by

comment
SHUTTERSTOCK
  • Shutterstock

One of Detroit's Big Three could be on the chopping block, or at least one of its flagship brands.

That's according to the latest in the automotive news rumor mill, which suggests that Fiat-Chrysler CEO Sergio Marchionne could be planning to kill Chrysler. On Wednesday, Automotive News reporter Larry P. Vellequette wrote that "a source told a European colleague" that Marchionne would announce the end of Chrysler in a speech to investors in Italy on Friday.



If true, it would mark the end of a 93-year-old nameplate that was founded in Detroit.

Of course, the rumor is unconfirmed. It would be odd for Fiat-Chrysler to kill a brand that is one-half of its name, though as evidence Vellequette notes that Marchionne has offered scant details on the future of the Chrysler brand in recent years. Chrysler is one of the company's weakest brands, consisting of just three models — the Chrysler 300 and the Pacifica minivan (along with an electric hybrid version). Axing Chrysler would also allow FCA to invest more in Jeep, the company's biggest money-maker.



Marchionne was appointed CEO in 2009, shortly after Chrysler emerged from bankruptcy. Chrysler and the Italian company Fiat were merged under his watch. Marchionne is set to retire from FCA next year.

Stay on top of Detroit news and views. Sign up for our weekly issue newsletter delivered each Wednesday.

We welcome readers to submit letters regarding articles and content in Detroit Metro Times. Letters should be a minimum of 150 words, refer to content that has appeared on Detroit Metro Times, and must include the writer's full name, address, and phone number for verification purposes. No attachments will be considered. Writers of letters selected for publication will be notified via email. Letters may be edited and shortened for space.

Email us at letters@metrotimes.com.

Detroit Metro Times works for you, and your support is essential.

Our small but mighty local team works tirelessly to bring you high-quality, uncensored news and cultural coverage of Detroit and beyond.

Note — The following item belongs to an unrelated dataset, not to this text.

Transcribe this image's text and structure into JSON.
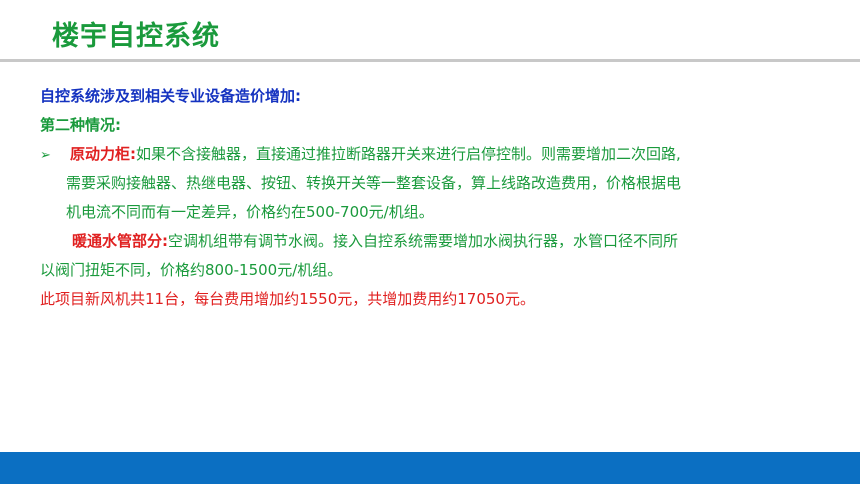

Unlike many newspapers, ours is free – and we'd like to keep it that way, because we believe, now more than ever, everyone deserves access to accurate, independent coverage of their community.

Whether it's a one-time acknowledgement of this article or an ongoing pledge, your support helps keep Detroit's true free press free.